Although the emerald ash borer does not pose a risk to human health, it is a highly destructive beetle that has already killed millions of ash trees in Ontario and the north eastern United States. It poses a major economic threat to urban and forested areas of North America.

The CFIA continues to work with its partners and stakeholders towards slowing the spread of the emerald ash borer.

A list of all the areas regulated for the beetle, including maps, can be found at www.inspection.gc.ca/pests.

Backgrounder

The emerald ash borer (EAB) was first discovered in Windsor, Ontario and Detroit, Michigan in 2002. It is believed that this beetle was introduced to North America from eastern Asia in wood packaging material in the early 1990s. It went undetected until its population built up to damaging levels.

Scientists in Canada and the United States have concluded that EAB cannot be eradicated. In light of this, the Canadian Food Inspection Agency (CFIA) adopted a "slow-the-spread" approach. As part of this approach, the CFIA continues its surveillance of EAB and provides communication, enforcement and regulation across Canada.

To help limit the spread of EAB, a ministerial order has been enacted to regulate areas infested by the pest. This will help to restrict the movement of ash tree articles and firewood. This is needed because moving these items contributes to the beetle spreading.

The regulated areas for EAB in 2012 are as follows.

Ontario

  • the cities of Hamilton and Toronto, the regional municipalities of Chatham-Kent, Durham, York, Peel, Halton, Niagara and Waterloo, the counties of Brant (including the city of Brantford), Elgin, Essex, Haldimand, Huron, Lambton, Middlesex, Norfolk, Oxford, Perth and Wellington

  • Manitoulin district

  • the city of Sault Ste. Marie.

Ontario-Quebec

  • the city of Ottawa, the united counties of Leeds and Grenville and Prescott and Russell, in Ontario and the city of Gatineau, Quebec.

Quebec

  • the municipalities of Carignan, Chambly, Richelieu, Saint-Basile-le-Grand and Saint-Mathias-sur-Richelieu

  • the cities of Montréal, Baie-d'Urfé, Beaconsfield, Côte-Saint-Luc, Dollard-Des Ormeaux, Dorval, Hampstead, Kirkland, L'Île-Dorval, Montréal-Est, Montréal-Ouest, Mont-Royal, Pointe-Claire, Sainte-Anne-de-Bellevue, Senneville and Westmount.

Specifically, a ministerial order prohibits people from moving the following articles outside of a regulated area:

  • ash nursery stock;

  • ash trees;

  • ash logs and ash branches;

  • rough ash lumber;

  • wood packaging materials with an ash component;

  • ash bark;

  • ash wood chips or bark chips; and

  • firewood from all tree species that has not been treated to eliminate EAB.

Movement restrictions for EAB also apply to vehicles if they are used to transport the regulated articles mentioned above.

Don't move firewood

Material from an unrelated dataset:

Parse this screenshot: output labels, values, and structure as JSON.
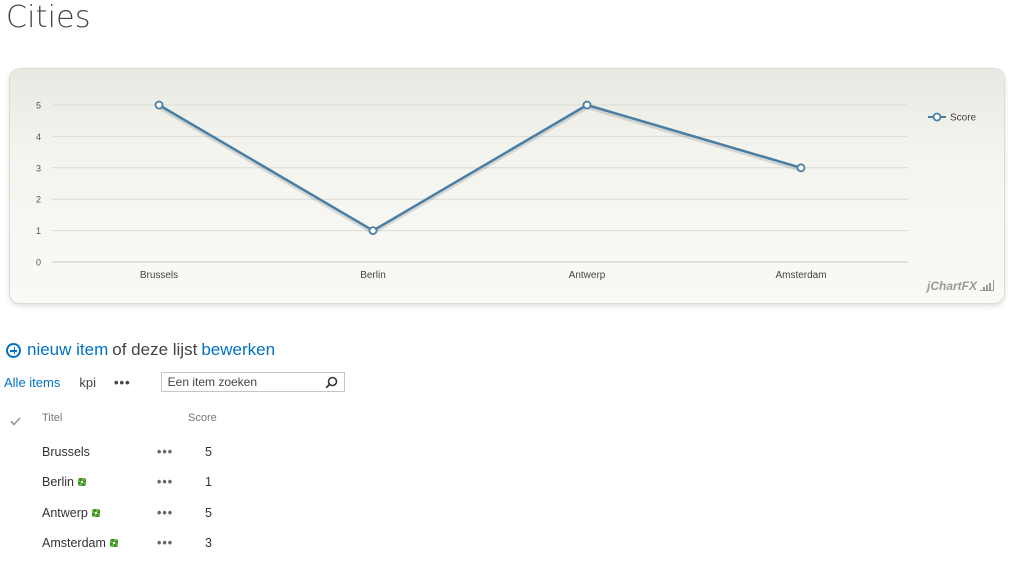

Transporting firewood is a common way for invasive pests like EAB to spread. Hidden under the bark where you can't see them, these pests are moved across Canada.

EAB, for example, has killed millions of ash trees in the United States and Canada since it was first introduced from Asia. On its own, though, it doesn't move very far. Help slow its spread to new areas: don't move infested materials like firewood.

Help control the spread of invasive pests:

  • BUY and burn local firewood only.

  • LEARN where your firewood comes from.

  • FIND out if you are living in or travelling to an area regulated for an invasive pest.

  • LEAVE natural items in their natural habitats.

Additional information on EAB and related ministerial orders in Canada are available on the CFIA website at www.inspection.gc.ca/pests.

Contact Information

  • Canadian Food Inspection Agency
    Media Relations
    613-773-6600